◆ TO DO ◆
Narrow the data below down to the lines containing "Search".

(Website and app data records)
****************************************
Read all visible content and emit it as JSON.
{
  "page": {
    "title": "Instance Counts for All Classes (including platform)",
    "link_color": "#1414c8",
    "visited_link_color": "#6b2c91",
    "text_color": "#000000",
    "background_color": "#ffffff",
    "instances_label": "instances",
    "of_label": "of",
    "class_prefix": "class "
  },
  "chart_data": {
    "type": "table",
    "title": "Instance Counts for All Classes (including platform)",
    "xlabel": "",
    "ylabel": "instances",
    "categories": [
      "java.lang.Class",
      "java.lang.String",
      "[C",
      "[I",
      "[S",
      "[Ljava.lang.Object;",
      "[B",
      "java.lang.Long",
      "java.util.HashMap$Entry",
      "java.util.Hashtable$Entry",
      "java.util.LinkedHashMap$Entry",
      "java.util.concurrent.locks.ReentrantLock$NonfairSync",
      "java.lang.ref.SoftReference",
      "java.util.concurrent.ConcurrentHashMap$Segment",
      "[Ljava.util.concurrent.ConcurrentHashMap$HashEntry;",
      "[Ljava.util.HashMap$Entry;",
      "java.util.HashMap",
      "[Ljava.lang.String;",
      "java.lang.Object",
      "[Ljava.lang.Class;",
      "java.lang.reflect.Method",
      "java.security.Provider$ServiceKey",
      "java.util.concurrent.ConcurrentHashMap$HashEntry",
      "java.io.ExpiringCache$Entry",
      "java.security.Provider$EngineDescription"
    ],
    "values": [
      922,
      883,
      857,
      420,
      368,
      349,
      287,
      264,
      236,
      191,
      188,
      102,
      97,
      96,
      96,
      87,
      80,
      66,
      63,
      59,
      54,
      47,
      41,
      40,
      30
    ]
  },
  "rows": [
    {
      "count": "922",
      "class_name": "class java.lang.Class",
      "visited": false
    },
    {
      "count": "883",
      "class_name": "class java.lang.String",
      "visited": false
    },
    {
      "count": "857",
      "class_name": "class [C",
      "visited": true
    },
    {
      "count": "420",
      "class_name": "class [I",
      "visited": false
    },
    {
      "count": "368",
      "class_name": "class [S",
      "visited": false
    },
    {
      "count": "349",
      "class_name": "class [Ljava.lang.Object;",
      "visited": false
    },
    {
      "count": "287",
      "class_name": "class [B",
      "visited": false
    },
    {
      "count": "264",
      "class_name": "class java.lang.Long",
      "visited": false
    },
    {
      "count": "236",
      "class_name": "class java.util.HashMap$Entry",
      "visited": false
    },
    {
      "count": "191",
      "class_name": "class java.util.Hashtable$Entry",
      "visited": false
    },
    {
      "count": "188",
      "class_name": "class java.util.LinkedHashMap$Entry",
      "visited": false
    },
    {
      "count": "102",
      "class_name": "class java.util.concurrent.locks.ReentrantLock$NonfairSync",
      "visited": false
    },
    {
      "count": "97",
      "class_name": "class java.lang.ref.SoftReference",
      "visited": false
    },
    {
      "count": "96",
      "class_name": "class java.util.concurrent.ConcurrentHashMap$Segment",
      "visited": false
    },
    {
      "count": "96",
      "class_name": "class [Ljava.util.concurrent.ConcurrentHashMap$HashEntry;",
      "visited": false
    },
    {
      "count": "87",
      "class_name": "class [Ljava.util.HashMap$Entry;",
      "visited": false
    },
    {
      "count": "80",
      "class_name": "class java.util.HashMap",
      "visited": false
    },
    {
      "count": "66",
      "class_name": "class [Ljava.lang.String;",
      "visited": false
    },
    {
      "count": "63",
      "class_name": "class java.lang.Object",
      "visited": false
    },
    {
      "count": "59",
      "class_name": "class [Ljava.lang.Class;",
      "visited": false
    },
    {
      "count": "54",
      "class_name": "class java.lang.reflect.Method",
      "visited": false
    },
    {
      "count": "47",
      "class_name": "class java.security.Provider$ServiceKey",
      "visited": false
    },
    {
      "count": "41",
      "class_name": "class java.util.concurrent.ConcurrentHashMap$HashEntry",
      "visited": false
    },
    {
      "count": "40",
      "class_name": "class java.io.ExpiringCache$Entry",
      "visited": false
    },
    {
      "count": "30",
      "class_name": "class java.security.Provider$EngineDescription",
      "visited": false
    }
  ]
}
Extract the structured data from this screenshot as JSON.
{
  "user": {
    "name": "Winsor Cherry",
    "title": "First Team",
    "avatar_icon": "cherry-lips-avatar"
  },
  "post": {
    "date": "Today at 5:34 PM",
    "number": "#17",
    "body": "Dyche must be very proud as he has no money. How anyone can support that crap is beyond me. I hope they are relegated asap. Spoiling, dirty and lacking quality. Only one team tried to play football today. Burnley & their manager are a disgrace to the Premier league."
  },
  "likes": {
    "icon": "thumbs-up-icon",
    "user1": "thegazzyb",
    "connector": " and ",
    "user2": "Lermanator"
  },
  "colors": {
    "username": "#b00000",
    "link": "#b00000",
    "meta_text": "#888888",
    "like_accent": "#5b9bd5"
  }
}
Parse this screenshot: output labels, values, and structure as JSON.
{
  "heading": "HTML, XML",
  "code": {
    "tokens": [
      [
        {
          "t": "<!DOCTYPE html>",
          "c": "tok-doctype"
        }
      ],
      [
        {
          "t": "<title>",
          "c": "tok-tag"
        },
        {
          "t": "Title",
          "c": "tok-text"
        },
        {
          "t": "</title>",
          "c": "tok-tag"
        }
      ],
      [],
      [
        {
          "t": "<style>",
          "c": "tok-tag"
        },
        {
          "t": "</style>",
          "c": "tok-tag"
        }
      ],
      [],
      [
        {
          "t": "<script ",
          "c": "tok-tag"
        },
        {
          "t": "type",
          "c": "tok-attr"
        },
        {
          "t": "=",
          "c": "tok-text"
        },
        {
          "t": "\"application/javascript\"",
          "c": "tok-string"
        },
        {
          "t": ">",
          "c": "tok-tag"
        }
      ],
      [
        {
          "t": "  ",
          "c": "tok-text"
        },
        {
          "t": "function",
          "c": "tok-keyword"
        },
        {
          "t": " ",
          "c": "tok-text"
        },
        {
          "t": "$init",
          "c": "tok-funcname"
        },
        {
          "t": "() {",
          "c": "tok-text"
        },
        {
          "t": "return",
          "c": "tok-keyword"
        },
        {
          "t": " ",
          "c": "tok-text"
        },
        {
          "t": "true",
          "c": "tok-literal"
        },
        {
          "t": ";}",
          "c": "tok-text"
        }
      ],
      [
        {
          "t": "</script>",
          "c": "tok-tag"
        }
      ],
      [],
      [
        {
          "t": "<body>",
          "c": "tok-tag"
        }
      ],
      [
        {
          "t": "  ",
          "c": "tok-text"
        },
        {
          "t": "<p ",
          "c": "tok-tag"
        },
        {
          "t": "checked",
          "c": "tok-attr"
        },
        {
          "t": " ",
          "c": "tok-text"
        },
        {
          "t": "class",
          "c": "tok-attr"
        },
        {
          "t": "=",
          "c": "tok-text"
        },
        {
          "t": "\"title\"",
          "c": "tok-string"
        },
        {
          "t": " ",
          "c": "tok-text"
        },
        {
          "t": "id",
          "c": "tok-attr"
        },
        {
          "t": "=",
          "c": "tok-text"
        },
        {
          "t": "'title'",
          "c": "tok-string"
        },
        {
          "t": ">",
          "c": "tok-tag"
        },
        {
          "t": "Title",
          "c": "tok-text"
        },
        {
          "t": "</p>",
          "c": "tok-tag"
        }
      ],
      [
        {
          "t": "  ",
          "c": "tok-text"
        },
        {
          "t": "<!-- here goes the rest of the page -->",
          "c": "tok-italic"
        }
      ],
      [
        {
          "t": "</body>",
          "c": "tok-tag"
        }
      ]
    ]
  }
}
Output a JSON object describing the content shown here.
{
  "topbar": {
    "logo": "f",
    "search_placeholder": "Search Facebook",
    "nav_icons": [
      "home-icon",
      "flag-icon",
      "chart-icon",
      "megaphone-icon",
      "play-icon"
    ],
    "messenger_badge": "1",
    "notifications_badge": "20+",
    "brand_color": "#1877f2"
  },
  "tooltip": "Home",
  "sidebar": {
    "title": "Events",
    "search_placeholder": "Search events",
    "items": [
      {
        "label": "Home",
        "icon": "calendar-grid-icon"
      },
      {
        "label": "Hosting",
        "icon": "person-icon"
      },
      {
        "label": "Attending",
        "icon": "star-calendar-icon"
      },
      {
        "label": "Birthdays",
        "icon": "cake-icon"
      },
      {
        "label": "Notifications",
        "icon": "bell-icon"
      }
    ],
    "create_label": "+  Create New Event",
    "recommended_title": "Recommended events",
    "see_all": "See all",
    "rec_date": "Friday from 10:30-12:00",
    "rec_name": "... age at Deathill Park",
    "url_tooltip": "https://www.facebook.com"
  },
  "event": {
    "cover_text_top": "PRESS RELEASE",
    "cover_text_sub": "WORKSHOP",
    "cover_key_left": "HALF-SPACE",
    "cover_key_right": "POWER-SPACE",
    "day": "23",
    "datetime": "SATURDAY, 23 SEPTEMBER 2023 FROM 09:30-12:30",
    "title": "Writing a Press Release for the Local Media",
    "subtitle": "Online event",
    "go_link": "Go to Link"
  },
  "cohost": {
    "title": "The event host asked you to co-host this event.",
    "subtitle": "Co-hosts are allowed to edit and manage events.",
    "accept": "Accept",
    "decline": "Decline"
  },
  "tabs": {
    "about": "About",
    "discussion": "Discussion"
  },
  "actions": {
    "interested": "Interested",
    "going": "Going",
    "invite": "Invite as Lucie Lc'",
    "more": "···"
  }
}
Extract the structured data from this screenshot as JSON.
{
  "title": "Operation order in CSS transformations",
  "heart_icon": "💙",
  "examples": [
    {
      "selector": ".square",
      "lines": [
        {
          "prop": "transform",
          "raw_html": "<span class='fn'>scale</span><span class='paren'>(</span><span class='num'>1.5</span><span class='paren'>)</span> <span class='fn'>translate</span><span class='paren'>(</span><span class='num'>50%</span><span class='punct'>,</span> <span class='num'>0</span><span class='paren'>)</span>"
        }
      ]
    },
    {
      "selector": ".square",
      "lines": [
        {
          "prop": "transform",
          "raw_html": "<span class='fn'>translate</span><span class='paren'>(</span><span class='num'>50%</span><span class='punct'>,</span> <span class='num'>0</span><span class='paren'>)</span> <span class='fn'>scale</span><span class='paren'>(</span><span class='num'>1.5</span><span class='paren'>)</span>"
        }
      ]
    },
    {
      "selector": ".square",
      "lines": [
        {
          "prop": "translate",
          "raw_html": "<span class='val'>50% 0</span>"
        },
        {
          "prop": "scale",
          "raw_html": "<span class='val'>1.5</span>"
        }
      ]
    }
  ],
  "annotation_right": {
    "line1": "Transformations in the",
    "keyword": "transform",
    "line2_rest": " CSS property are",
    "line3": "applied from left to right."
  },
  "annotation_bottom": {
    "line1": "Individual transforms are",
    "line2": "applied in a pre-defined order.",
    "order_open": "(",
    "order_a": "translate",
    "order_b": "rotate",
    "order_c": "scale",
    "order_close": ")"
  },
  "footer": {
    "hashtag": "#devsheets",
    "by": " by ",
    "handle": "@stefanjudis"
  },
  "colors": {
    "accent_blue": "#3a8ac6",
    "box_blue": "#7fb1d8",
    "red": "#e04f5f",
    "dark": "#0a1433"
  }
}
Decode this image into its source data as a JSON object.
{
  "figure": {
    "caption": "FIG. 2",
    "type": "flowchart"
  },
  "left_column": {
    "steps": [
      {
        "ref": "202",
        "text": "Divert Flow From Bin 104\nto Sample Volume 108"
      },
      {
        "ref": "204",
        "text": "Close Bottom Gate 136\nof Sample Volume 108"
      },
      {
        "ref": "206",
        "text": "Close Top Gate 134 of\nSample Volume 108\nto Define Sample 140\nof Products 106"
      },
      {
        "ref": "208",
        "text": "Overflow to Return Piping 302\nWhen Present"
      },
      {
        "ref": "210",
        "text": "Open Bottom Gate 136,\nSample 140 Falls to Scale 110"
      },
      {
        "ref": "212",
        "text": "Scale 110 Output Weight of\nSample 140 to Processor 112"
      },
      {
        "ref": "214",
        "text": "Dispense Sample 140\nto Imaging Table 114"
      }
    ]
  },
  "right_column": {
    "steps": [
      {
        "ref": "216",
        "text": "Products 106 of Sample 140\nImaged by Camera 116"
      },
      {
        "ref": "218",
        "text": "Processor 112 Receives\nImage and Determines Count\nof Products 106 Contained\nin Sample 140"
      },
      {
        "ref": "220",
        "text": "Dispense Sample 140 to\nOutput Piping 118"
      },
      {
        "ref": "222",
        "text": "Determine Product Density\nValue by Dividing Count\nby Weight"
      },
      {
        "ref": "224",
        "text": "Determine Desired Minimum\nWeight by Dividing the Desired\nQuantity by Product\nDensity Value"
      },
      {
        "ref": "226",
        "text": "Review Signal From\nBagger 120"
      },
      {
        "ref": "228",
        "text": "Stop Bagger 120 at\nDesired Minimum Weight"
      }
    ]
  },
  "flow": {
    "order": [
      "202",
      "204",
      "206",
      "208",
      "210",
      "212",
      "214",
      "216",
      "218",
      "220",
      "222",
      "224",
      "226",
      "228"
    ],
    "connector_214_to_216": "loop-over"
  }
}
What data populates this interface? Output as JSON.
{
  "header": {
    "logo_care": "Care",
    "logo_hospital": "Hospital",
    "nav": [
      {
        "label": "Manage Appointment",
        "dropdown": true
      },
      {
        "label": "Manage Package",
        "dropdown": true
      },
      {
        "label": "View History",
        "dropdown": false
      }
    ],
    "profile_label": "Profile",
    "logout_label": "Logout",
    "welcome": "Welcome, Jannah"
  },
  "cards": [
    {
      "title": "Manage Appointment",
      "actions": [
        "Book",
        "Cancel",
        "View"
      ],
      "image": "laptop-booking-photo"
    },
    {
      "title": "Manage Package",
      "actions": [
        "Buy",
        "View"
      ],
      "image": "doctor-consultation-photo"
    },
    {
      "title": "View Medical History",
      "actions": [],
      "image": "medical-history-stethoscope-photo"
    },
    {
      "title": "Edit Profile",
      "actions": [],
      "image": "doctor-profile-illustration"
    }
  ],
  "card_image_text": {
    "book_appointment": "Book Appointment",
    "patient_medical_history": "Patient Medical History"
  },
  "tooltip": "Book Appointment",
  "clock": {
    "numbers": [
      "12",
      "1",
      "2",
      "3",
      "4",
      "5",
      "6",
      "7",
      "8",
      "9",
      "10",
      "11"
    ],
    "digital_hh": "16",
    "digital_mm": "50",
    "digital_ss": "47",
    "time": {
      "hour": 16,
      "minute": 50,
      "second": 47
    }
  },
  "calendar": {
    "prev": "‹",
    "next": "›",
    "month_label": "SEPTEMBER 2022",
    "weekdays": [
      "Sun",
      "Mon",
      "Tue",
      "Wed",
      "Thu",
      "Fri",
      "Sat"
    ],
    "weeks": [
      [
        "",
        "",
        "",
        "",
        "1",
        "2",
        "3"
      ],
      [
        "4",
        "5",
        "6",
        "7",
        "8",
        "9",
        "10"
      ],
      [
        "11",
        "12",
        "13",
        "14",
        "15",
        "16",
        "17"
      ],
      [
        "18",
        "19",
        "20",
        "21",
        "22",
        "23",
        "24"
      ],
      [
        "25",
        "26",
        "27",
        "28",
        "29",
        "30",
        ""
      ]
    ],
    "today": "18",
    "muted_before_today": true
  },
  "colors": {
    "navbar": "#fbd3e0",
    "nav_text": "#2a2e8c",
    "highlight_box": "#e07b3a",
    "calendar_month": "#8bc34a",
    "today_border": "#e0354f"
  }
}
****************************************
◆ RESPONSE TO THIS TASK ◆
    "search_placeholder": "Search Facebook",
    "search_placeholder": "Search events",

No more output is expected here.